Find the word "shortcut" in the records and copy every line where it occurs.

(MATERIAL FOR THE TASK):
******************************
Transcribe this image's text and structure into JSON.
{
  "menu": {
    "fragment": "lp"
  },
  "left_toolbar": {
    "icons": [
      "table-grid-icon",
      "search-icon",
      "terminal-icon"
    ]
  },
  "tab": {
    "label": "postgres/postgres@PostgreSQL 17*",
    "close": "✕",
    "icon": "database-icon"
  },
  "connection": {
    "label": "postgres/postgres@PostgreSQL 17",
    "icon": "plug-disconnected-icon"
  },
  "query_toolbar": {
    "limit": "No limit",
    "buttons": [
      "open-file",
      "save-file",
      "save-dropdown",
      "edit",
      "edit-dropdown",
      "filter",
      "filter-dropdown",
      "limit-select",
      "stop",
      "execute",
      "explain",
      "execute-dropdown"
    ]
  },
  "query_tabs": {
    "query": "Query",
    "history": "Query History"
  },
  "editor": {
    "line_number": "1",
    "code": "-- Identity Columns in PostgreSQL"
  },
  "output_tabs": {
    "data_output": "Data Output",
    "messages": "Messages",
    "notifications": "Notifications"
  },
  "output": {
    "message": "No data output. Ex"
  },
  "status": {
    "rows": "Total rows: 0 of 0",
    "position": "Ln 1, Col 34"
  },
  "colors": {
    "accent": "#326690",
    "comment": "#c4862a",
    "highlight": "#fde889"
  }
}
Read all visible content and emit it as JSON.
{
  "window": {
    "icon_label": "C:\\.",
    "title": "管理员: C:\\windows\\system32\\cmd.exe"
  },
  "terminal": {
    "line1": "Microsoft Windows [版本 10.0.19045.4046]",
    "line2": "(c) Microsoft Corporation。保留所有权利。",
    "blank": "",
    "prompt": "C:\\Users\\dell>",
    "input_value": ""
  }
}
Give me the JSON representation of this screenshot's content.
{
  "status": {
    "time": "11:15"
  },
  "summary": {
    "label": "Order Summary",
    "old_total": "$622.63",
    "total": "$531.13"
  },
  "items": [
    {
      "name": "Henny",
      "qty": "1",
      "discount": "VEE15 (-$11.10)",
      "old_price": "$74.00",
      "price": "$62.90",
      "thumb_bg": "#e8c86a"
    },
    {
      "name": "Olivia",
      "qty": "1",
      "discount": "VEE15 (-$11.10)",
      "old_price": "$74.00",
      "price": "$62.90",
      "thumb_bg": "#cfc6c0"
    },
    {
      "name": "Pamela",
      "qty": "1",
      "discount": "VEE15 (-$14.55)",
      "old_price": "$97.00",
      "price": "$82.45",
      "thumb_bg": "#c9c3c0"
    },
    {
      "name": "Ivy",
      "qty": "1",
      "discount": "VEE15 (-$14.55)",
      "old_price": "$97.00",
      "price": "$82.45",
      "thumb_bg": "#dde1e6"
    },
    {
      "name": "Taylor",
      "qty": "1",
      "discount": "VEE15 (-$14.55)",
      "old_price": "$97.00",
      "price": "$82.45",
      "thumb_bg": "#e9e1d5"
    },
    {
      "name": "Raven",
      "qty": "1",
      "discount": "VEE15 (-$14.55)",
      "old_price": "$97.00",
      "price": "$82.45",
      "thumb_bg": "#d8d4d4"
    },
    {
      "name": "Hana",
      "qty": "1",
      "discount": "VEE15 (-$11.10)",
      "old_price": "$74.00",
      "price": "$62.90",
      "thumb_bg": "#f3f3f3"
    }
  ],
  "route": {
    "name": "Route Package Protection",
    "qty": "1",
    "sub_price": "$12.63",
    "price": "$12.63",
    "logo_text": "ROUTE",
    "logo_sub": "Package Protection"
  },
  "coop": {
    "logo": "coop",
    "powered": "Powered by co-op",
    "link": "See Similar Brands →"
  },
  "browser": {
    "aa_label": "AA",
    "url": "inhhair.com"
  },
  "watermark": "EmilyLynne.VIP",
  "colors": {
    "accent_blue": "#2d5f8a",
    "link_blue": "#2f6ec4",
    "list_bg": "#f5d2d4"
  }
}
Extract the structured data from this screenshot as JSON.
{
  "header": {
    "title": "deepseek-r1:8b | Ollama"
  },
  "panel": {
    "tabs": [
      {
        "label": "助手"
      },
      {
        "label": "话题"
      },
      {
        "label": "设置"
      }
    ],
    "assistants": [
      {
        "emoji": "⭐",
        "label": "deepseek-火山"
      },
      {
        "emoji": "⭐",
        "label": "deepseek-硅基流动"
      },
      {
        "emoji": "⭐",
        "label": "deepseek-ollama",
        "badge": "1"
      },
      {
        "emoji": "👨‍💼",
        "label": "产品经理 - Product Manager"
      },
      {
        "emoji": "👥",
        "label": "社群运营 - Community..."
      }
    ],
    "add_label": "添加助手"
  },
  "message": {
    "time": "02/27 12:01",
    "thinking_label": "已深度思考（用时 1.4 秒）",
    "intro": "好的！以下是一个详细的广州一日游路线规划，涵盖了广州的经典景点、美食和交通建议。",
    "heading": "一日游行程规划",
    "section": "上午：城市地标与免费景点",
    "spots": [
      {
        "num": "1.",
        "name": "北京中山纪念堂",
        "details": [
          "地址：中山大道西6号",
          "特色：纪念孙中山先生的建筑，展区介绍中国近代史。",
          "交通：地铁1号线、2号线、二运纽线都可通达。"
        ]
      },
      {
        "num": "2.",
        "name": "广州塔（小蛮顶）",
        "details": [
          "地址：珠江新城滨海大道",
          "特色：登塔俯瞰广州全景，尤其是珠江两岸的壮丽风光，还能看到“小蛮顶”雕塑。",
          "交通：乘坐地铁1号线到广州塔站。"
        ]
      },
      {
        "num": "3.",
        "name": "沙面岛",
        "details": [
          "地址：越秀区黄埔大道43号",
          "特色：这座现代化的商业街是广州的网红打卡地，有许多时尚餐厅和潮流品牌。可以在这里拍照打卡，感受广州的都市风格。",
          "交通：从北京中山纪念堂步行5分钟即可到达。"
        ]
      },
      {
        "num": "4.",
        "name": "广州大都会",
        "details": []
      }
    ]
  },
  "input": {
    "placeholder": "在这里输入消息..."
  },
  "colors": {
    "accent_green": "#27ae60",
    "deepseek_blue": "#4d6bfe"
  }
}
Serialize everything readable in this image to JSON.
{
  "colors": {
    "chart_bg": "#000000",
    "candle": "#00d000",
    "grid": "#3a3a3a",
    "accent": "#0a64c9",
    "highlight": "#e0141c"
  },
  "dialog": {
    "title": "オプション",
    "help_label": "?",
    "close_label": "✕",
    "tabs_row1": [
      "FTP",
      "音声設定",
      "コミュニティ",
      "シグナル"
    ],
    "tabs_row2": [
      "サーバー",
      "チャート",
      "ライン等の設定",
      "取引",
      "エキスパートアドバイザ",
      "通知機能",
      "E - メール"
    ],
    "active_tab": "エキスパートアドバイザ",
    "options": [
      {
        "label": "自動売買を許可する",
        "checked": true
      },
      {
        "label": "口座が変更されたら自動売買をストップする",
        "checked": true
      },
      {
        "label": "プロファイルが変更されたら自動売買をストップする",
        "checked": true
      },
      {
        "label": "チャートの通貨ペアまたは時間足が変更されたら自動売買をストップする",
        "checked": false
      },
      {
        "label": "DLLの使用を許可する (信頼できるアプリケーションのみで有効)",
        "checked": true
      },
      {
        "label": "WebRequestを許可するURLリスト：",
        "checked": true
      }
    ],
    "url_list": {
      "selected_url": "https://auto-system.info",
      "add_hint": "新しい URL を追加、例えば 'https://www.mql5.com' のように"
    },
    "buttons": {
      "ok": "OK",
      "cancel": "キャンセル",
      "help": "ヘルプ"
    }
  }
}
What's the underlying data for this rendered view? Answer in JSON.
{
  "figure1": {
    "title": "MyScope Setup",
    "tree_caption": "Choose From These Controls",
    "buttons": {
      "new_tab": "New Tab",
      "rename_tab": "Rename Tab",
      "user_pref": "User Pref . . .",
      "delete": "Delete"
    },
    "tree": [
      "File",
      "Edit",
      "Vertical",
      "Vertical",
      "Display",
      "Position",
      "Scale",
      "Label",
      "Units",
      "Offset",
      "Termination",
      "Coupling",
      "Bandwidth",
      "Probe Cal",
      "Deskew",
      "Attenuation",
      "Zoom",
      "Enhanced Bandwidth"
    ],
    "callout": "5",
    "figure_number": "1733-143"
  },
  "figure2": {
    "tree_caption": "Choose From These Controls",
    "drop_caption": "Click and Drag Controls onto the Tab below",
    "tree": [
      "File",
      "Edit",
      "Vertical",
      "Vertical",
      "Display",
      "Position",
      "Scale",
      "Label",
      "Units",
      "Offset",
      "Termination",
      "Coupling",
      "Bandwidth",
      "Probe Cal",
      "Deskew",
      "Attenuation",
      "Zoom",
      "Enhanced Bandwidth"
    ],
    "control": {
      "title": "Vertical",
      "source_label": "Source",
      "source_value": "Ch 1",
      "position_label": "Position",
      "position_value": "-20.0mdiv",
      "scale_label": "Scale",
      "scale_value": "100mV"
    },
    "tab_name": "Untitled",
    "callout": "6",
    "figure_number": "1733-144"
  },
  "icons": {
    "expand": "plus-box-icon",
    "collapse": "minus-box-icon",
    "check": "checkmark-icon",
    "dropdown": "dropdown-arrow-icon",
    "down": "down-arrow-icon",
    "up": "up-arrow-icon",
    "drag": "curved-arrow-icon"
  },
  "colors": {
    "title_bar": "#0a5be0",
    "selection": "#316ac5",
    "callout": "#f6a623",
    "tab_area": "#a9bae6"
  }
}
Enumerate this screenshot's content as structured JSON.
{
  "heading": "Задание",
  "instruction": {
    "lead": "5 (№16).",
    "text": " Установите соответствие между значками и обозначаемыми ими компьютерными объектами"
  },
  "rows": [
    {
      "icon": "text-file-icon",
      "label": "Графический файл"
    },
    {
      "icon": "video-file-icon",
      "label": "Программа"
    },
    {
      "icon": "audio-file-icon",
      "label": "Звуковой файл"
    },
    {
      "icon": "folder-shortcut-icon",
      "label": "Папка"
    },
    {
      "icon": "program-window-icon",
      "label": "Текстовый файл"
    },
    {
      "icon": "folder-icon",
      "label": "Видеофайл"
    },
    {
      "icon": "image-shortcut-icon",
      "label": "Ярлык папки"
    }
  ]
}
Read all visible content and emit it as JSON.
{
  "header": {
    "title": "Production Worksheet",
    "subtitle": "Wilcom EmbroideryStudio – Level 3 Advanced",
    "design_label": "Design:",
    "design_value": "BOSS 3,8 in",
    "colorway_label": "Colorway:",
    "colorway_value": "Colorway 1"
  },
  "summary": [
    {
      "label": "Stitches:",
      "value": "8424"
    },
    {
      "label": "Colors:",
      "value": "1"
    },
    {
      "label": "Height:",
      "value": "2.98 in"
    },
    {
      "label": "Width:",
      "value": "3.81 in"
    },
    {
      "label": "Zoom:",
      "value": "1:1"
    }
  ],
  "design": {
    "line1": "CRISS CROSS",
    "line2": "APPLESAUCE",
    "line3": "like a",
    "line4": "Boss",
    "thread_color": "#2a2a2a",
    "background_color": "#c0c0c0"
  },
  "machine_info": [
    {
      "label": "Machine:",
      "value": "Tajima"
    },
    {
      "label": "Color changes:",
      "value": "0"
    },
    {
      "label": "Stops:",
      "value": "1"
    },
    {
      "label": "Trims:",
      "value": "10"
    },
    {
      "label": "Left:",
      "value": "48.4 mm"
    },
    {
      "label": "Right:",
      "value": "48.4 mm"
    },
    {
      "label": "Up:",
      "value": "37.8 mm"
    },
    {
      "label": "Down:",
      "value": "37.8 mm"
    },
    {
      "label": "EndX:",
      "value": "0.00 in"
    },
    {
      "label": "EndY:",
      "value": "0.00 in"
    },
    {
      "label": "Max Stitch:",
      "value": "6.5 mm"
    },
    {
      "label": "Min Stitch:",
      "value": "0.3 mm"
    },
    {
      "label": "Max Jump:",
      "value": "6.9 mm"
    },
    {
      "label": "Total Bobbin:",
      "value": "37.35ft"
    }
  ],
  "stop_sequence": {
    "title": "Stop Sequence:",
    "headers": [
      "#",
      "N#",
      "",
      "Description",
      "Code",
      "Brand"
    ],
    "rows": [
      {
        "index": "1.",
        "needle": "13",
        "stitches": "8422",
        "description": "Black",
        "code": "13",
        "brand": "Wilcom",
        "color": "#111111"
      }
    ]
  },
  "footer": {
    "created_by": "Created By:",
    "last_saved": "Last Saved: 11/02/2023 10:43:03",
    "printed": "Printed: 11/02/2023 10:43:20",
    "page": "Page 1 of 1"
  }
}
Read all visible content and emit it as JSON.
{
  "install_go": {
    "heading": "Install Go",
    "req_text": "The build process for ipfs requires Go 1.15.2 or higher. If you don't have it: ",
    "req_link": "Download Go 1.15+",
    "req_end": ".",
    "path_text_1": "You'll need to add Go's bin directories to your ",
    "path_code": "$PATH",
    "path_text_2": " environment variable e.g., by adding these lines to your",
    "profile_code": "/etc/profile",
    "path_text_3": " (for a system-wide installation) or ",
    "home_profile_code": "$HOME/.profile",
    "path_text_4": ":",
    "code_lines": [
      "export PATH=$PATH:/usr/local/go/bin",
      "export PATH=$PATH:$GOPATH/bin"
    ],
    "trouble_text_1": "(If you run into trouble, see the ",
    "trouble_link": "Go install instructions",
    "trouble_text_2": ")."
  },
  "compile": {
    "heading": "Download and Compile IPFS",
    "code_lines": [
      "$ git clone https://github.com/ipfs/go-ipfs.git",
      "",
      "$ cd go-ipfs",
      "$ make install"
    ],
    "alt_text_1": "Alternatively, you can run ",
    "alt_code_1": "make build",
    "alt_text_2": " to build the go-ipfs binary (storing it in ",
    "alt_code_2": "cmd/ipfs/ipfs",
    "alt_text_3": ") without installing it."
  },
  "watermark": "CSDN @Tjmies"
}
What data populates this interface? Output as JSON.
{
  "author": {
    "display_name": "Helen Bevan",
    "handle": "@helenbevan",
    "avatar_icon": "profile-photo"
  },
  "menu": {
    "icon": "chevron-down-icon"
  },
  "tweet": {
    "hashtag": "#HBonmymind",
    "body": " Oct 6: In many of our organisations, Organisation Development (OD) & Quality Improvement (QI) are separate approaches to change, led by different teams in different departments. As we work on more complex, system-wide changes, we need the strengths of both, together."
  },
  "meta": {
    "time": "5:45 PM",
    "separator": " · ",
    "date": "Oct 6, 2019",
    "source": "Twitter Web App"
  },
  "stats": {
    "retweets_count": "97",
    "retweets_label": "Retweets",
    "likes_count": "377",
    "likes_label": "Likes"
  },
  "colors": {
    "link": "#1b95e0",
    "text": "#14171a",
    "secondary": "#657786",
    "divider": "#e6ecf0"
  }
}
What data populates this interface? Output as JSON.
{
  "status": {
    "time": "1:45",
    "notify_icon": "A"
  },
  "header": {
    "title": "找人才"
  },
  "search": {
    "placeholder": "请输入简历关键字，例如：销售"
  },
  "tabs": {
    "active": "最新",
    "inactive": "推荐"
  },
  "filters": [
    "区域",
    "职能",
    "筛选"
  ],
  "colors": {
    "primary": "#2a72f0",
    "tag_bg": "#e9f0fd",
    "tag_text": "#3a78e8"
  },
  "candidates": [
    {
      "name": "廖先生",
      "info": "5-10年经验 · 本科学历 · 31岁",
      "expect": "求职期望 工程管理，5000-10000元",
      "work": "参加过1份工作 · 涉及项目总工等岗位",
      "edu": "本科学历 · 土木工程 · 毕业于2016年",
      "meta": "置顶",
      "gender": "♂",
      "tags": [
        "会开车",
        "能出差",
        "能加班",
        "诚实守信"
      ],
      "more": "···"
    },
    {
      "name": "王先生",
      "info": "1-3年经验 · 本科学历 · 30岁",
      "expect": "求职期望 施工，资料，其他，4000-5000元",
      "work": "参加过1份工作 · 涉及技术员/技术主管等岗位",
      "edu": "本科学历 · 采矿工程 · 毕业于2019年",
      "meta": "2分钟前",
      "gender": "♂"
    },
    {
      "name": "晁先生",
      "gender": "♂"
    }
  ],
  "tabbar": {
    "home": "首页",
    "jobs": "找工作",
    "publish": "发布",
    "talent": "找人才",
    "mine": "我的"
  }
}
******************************
(FINISHED TASK):
      "icon": "folder-shortcut-icon",
      "icon": "image-shortcut-icon",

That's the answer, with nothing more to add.